** Information shown follows **

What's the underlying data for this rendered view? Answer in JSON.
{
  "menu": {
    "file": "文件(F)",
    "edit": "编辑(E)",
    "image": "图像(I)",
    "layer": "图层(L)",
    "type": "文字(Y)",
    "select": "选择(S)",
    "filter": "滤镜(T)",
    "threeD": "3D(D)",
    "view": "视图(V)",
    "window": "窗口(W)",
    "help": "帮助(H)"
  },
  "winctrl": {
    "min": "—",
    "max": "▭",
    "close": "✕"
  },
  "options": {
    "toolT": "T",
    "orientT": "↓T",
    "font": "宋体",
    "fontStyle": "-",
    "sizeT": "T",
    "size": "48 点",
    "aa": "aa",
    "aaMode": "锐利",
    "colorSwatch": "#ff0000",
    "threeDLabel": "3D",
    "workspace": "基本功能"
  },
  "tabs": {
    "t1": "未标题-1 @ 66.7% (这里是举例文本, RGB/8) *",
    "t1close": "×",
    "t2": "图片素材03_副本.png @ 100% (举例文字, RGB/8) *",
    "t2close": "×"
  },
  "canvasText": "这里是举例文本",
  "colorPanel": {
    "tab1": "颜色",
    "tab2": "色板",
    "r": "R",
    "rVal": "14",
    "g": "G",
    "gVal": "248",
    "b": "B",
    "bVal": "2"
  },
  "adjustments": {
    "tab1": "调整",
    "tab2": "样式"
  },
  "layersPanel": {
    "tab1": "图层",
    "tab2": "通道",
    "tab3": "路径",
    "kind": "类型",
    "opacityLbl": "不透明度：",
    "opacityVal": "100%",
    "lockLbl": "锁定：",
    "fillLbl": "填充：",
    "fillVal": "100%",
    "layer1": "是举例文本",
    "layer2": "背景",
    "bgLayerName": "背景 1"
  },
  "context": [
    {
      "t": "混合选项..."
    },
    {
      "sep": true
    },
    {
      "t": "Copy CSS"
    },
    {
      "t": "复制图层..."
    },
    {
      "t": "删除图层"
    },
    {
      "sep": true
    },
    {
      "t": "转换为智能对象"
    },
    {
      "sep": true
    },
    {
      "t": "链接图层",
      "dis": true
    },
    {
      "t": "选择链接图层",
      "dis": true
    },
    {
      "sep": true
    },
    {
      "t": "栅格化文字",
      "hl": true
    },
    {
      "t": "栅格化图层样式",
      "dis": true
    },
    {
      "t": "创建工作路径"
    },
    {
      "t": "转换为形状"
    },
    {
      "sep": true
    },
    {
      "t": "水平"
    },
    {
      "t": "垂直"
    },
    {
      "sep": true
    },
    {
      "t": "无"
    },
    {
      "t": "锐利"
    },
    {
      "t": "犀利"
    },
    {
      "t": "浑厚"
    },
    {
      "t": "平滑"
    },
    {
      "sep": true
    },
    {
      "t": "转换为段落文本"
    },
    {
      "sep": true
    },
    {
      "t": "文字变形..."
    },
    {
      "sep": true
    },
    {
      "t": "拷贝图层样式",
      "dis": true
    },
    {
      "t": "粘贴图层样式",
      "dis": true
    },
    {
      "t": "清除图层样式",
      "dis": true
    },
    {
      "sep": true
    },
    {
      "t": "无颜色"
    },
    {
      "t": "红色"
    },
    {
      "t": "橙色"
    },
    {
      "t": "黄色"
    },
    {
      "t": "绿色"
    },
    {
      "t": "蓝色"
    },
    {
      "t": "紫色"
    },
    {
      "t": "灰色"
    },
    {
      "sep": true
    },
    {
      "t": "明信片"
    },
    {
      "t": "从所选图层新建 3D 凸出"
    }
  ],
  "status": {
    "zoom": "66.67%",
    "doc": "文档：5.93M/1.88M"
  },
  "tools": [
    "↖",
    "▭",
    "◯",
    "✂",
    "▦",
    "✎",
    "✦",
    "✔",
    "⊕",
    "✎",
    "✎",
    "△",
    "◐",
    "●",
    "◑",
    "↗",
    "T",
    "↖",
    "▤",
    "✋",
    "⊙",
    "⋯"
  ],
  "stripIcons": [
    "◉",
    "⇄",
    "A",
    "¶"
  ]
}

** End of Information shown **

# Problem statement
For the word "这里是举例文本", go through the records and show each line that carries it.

# Your response
    "t1": "未标题-1 @ 66.7% (这里是举例文本, RGB/8) *",
  "canvasText": "这里是举例文本",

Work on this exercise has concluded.